◆ Problem:
Copy each line of the data below in which the word "JSON" can be found.

───

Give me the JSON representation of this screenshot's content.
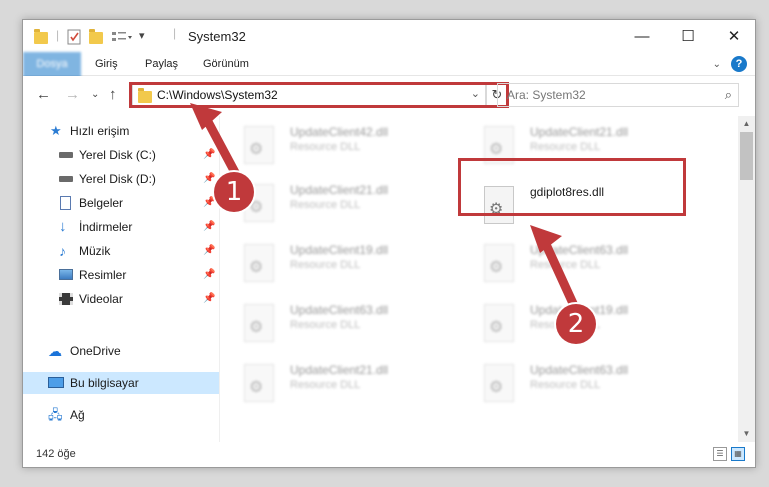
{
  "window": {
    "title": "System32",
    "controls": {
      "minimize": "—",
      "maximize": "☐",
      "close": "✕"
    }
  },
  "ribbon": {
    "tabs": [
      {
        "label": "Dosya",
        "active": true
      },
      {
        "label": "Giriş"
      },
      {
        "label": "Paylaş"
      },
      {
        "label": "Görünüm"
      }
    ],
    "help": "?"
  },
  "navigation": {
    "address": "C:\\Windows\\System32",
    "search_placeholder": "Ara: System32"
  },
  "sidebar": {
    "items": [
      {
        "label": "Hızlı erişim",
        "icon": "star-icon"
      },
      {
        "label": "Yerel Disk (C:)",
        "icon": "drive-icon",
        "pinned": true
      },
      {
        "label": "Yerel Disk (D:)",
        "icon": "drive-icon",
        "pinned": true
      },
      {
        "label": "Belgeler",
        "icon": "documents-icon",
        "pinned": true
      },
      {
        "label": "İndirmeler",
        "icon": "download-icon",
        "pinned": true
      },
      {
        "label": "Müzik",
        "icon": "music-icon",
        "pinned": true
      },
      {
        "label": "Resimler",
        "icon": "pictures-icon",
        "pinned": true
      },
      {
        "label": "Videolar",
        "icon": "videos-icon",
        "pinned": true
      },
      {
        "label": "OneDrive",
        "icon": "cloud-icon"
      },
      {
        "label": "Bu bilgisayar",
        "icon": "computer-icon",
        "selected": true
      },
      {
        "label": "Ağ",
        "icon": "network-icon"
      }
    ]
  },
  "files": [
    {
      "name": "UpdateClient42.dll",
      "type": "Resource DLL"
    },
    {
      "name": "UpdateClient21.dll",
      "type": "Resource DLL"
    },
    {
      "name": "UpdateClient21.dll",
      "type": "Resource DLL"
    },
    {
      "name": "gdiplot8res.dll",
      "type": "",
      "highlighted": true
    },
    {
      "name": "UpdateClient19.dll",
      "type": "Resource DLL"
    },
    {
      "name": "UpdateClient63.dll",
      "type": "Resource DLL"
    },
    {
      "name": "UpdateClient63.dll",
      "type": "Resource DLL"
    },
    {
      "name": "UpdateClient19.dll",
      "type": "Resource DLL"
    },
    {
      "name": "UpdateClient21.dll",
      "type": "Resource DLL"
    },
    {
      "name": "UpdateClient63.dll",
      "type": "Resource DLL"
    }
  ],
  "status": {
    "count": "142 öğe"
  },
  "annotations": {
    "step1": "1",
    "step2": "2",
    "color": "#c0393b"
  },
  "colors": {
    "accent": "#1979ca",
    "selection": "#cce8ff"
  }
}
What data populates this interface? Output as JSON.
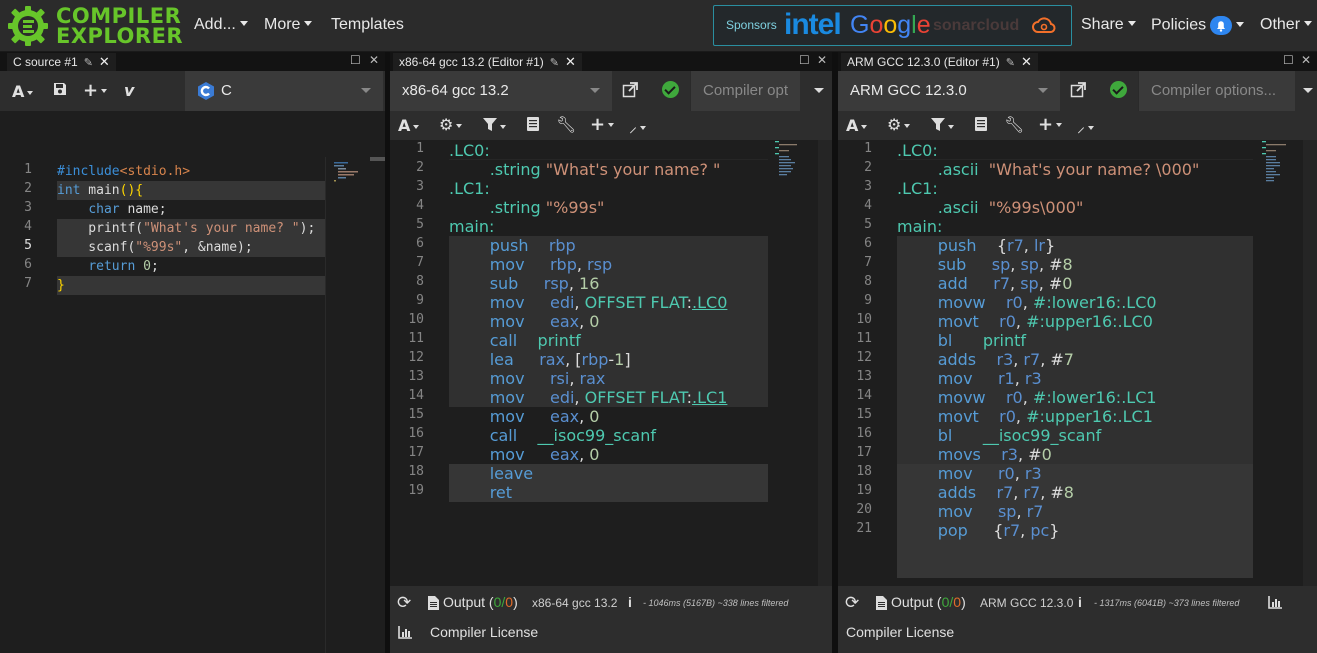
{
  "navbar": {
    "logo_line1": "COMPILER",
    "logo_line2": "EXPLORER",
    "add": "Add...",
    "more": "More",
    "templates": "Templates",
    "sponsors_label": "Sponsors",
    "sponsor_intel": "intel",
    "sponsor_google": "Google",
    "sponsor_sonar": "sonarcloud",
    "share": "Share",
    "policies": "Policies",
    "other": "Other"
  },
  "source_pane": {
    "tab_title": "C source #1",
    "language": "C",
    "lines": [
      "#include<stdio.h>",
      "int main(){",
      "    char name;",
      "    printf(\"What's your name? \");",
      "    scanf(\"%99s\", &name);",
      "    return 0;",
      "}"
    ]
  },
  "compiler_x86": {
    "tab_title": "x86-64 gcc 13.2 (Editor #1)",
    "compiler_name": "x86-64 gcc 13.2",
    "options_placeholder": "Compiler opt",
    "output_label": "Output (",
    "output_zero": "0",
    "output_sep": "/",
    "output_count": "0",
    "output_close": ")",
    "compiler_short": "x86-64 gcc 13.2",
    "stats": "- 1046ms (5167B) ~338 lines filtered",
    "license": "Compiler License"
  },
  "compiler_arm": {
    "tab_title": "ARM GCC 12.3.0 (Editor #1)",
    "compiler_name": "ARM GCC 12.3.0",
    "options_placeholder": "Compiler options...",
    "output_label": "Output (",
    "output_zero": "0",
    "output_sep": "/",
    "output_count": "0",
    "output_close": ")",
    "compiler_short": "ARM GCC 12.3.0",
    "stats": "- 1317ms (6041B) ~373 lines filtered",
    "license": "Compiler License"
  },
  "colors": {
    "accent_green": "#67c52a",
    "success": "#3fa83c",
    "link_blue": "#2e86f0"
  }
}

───

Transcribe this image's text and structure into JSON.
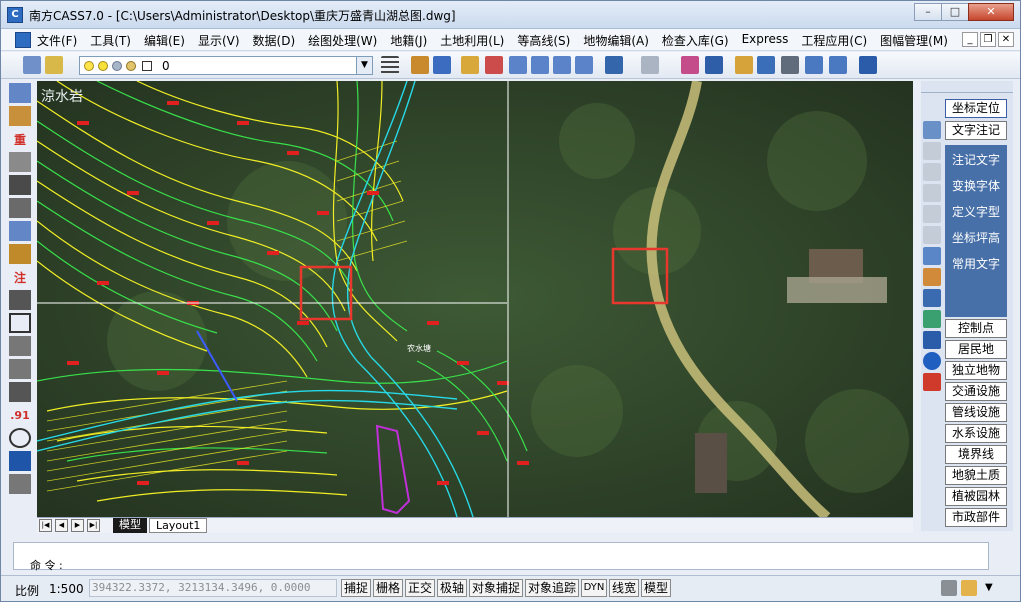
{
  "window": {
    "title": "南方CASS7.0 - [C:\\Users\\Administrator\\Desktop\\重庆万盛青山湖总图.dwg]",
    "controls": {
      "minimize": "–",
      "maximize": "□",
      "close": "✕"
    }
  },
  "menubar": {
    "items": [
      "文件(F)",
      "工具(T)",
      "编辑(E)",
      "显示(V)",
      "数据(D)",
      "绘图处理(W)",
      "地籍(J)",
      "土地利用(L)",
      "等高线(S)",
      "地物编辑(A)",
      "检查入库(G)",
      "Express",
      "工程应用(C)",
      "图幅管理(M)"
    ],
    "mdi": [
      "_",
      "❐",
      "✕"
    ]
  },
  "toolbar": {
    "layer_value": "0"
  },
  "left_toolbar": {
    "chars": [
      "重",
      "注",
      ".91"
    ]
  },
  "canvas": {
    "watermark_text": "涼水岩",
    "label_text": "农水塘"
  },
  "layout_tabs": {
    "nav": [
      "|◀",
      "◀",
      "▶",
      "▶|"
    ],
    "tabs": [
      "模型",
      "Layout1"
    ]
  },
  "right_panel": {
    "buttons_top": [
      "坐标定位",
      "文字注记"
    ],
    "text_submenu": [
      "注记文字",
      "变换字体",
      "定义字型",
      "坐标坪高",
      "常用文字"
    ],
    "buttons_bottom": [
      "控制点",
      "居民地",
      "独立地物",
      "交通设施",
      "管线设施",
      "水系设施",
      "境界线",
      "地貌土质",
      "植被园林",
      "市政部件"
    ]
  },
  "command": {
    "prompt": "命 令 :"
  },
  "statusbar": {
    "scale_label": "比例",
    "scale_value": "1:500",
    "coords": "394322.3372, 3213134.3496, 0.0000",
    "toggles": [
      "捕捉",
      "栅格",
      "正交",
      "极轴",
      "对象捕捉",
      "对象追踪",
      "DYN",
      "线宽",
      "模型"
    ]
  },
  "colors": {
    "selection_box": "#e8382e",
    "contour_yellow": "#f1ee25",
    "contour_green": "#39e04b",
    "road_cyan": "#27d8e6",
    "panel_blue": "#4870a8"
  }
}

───

◆ Output for this task:
Give me the JSON representation of this screenshot's content.
What data populates this interface? Output as JSON.
Transcribe this image's text and structure into JSON.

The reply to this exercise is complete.